The only fictional piece in My Body is “Joan Vollmer Burroughs Died for Somebody’s Sins not Mine,” which imagines a meeting between the ghost of Joan Vollmer Burroughs, who was shot and killed by her husband William S. Burroughs, and poet/singer/writer Patti Smith at the Chelsea Hotel. Joan appears to Patti as apparition and asks for her help in investigating the circumstances surrounding her death. When Joan says to Patti, “I just want some acknowledgement of what I think might have happened to me that night. Why doesn’t anyone have the guts to say it aloud—to even question it? Is it because all of you who venerate him [Burroughs] so would have to confront an ugliness about yourselves?” Patti replies, “Look at my bookcase Joan! I’m a scholar of your lives!”

In the powerful essay “Captain Save- A- Ho,” which opens this year’s The Best Sex Writing of the Year from Cleis Press, Helmsley writes about a sex-work client who may have died on September 11. Her feelings for him are tricky to negotiate. “I never know what to say when I’m asked if I knew anyone who died on September 11th. It’s a conflict that cuts right to the strange nature of sex work—the intimate anonymity, the intimate indifference.”

“A Totally Gruesome Document Detailing a Relationship” is an essay comprised of journal entries from a period when Helmsley was in an unstable relationship with a much older man.

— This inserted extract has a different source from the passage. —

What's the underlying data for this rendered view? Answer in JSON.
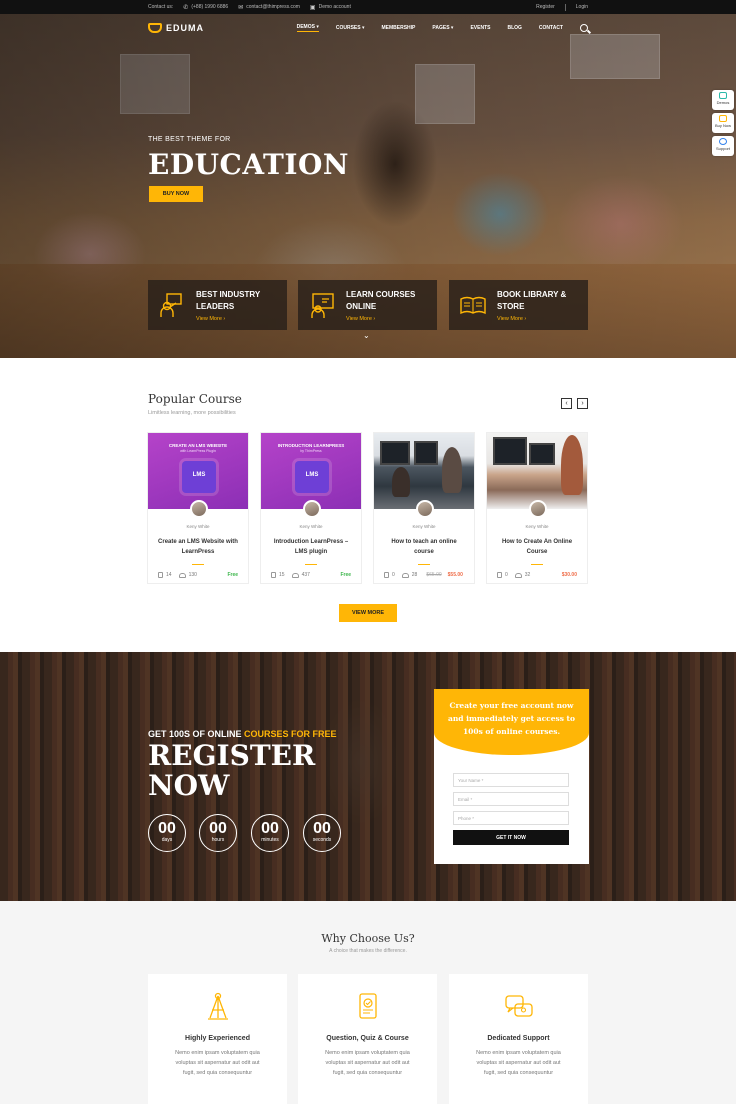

She writes, “I thought I wanted to be degraded, but I wanted to be degraded with love. You asked me to talk during sex, and what came out was, ‘You hate me.’” In the journal entries she reflects on the death of her father while she was in high school and relates a hilariously embarrassing incident at Planned Parenthood that is “cringe core” for sure.

After watching her short film in the ’90s, I wanted to reach out to Helmsley through a zine she did at the time called I Like My Meat Tender. I wrote her a letter but I never sent it. I never sent my love letters to Allison Wolfe, either. The fact that I composed them in a beat-up Mead notebook is not the kind of disclosure I would normally make. But Helmsley’s willingness to make intimate disclosures in her writing is catchy. Could vulnerability be contagious?

My Body Would be the Kindest of Strangers is a powerful and beautiful rumination on the pains of growing up an outsider. After reading it you might find yourself inexplicably driven to tell strangers your secrets. I think that might be a good thing.

Trevor E. McGill is a proud Luddite living in the San Francisco Bay Area. He has collected fanzines for over thirty years and is now at work organizing his archive. More from this author →